**The task:**
All lines in the records below with the word "score" must be returned.

**Record set:**
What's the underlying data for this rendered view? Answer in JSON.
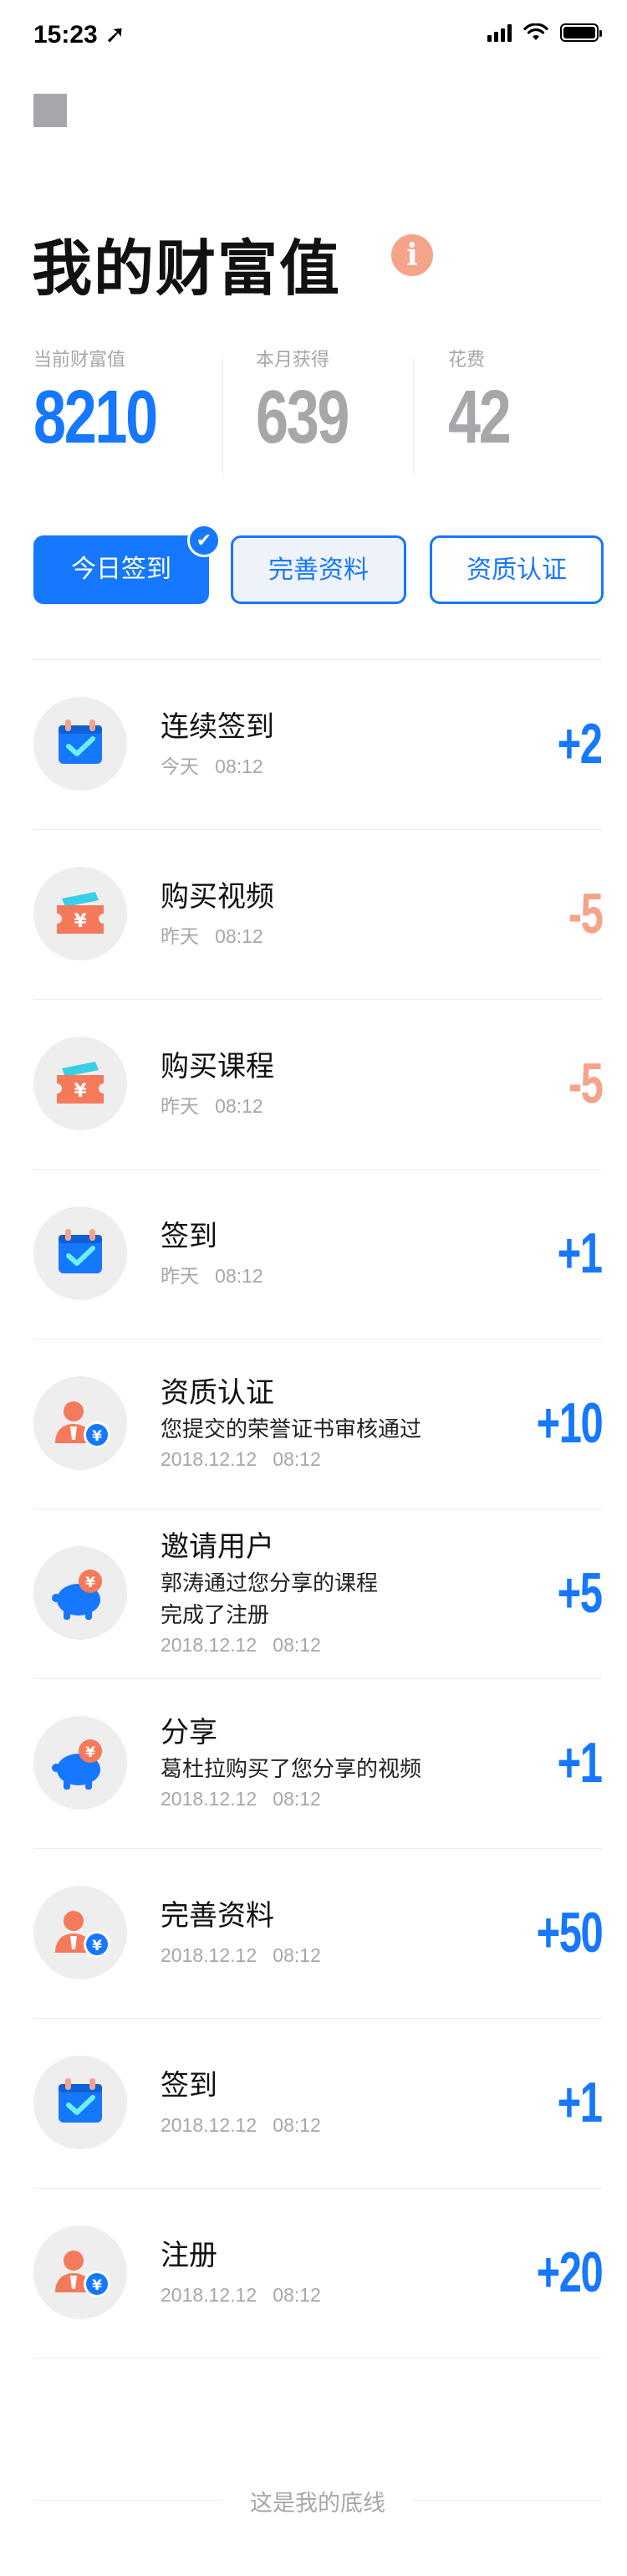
{
  "status_bar": {
    "time": "15:23 ➚"
  },
  "header": {
    "title": "我的财富值",
    "info_glyph": "i"
  },
  "stats": [
    {
      "label": "当前财富值",
      "value": "8210"
    },
    {
      "label": "本月获得",
      "value": "639"
    },
    {
      "label": "花费",
      "value": "42"
    }
  ],
  "actions": {
    "checkin_label": "今日签到",
    "profile_label": "完善资料",
    "certify_label": "资质认证",
    "checked_glyph": "✔"
  },
  "colors": {
    "accent": "#1677ff",
    "negative": "#f5a389",
    "muted": "#a7a7ab"
  },
  "records": [
    {
      "title": "连续签到",
      "desc": "",
      "time": "今天   08:12",
      "score": "+2",
      "icon": "calendar-check-icon"
    },
    {
      "title": "购买视频",
      "desc": "",
      "time": "昨天   08:12",
      "score": "-5",
      "icon": "ticket-yen-icon"
    },
    {
      "title": "购买课程",
      "desc": "",
      "time": "昨天   08:12",
      "score": "-5",
      "icon": "ticket-yen-icon"
    },
    {
      "title": "签到",
      "desc": "",
      "time": "昨天   08:12",
      "score": "+1",
      "icon": "calendar-check-icon"
    },
    {
      "title": "资质认证",
      "desc": "您提交的荣誉证书审核通过",
      "time": "2018.12.12   08:12",
      "score": "+10",
      "icon": "user-yen-icon"
    },
    {
      "title": "邀请用户",
      "desc": "郭涛通过您分享的课程\n完成了注册",
      "time": "2018.12.12   08:12",
      "score": "+5",
      "icon": "piggy-bank-icon"
    },
    {
      "title": "分享",
      "desc": "葛杜拉购买了您分享的视频",
      "time": "2018.12.12   08:12",
      "score": "+1",
      "icon": "piggy-bank-icon"
    },
    {
      "title": "完善资料",
      "desc": "",
      "time": "2018.12.12   08:12",
      "score": "+50",
      "icon": "user-yen-icon"
    },
    {
      "title": "签到",
      "desc": "",
      "time": "2018.12.12   08:12",
      "score": "+1",
      "icon": "calendar-check-icon"
    },
    {
      "title": "注册",
      "desc": "",
      "time": "2018.12.12   08:12",
      "score": "+20",
      "icon": "user-yen-icon"
    }
  ],
  "footer": {
    "text": "这是我的底线"
  }
}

**Result for this task:**
      "score": "+2",
      "score": "-5",
      "score": "-5",
      "score": "+1",
      "score": "+10",
      "score": "+5",
      "score": "+1",
      "score": "+50",
      "score": "+1",
      "score": "+20",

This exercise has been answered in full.